(Data records for software interfaces)
┌──
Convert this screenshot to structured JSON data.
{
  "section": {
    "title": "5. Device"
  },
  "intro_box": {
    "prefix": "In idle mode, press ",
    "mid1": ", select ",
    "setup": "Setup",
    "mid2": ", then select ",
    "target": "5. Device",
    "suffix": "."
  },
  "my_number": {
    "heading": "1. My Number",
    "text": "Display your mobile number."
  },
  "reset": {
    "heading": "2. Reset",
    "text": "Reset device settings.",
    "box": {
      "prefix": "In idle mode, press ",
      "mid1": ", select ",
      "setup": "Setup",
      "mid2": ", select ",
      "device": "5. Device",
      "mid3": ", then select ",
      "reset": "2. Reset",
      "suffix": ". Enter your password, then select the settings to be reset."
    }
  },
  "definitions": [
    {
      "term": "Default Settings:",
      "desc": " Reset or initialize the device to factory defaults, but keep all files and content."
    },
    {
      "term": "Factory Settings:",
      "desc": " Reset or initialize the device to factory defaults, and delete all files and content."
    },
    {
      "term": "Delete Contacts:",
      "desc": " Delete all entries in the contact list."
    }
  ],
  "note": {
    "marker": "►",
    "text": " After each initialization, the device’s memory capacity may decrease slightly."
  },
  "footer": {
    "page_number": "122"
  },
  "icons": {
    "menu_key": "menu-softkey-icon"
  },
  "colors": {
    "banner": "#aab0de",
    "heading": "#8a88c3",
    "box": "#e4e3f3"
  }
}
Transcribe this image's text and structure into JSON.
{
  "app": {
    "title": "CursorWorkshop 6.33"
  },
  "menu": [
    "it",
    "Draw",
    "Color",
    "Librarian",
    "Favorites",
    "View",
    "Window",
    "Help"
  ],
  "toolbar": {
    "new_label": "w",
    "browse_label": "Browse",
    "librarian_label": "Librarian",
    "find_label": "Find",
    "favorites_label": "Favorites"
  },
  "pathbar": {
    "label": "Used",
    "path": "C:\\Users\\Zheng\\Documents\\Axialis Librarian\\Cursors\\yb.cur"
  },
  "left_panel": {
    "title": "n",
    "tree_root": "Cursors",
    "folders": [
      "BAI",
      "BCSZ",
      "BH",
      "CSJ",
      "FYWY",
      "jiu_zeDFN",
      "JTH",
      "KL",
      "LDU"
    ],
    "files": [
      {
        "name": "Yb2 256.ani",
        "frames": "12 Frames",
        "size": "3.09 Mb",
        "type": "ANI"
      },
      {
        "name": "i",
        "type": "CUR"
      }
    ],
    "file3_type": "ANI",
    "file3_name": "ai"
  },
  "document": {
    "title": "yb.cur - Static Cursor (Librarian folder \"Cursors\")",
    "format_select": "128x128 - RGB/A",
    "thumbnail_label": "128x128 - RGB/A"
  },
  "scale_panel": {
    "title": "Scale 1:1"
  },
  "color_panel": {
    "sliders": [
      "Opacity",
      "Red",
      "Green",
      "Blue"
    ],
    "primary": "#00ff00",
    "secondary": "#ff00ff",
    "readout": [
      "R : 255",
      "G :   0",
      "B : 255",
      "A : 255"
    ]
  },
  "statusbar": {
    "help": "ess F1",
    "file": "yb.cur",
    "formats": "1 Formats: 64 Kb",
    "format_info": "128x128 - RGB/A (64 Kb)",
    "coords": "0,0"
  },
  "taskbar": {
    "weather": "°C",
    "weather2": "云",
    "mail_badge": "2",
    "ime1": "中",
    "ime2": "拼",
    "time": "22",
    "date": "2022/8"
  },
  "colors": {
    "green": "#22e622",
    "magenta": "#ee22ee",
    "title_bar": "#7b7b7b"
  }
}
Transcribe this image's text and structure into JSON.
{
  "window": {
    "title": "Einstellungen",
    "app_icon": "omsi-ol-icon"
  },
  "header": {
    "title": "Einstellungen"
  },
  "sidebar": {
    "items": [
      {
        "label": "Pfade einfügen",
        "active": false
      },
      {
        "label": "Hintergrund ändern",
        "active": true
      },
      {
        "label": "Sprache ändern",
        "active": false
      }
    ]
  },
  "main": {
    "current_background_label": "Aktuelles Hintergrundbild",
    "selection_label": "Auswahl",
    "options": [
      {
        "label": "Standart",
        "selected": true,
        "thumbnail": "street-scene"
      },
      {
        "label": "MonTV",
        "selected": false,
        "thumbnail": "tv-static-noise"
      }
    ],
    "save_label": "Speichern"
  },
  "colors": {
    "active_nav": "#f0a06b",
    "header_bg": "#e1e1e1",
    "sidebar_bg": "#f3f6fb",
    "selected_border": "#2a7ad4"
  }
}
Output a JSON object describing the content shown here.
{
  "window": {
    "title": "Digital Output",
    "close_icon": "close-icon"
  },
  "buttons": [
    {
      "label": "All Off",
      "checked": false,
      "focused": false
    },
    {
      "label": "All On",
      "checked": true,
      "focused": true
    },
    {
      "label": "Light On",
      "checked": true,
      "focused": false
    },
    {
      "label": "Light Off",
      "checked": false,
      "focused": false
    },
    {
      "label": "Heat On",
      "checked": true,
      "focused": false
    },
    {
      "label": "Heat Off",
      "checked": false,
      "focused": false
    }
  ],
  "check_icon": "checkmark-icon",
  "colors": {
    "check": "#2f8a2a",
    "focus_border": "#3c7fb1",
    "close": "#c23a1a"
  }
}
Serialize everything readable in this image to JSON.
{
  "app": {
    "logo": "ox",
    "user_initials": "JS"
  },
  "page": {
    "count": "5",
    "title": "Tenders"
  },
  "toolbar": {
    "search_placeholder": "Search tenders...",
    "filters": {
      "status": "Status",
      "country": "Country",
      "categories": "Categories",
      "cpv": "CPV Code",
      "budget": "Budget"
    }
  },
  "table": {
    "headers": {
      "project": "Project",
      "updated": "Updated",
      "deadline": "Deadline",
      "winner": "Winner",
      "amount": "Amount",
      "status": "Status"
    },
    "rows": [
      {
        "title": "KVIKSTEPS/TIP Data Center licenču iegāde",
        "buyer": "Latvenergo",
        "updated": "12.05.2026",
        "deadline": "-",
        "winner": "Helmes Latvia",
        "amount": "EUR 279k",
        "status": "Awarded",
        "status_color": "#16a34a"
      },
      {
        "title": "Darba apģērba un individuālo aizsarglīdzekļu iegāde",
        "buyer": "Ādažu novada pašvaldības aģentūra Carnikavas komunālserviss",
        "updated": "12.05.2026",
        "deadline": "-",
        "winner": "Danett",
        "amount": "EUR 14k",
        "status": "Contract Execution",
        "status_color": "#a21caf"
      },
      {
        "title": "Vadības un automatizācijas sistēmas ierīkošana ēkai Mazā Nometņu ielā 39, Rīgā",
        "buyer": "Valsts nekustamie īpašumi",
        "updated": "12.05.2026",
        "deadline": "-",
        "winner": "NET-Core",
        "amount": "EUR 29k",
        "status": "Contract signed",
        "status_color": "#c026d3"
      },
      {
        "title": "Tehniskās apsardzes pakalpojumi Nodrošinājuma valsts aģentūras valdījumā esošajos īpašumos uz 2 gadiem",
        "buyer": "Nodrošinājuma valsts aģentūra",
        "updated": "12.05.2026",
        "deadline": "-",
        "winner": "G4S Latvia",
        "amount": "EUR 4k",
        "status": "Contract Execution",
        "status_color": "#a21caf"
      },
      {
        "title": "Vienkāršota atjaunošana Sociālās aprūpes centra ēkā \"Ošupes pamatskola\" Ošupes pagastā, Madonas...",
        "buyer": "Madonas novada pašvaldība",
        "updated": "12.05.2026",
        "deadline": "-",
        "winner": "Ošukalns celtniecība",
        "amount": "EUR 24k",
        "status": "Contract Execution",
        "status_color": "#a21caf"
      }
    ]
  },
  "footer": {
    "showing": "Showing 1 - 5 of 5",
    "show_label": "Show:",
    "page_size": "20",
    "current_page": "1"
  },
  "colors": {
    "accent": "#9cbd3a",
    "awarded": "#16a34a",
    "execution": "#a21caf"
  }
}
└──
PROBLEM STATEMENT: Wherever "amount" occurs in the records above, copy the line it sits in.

SOLUTION FOR THIS PROBLEM:
      "amount": "Amount",
        "amount": "EUR 279k",
        "amount": "EUR 14k",
        "amount": "EUR 29k",
        "amount": "EUR 4k",
        "amount": "EUR 24k",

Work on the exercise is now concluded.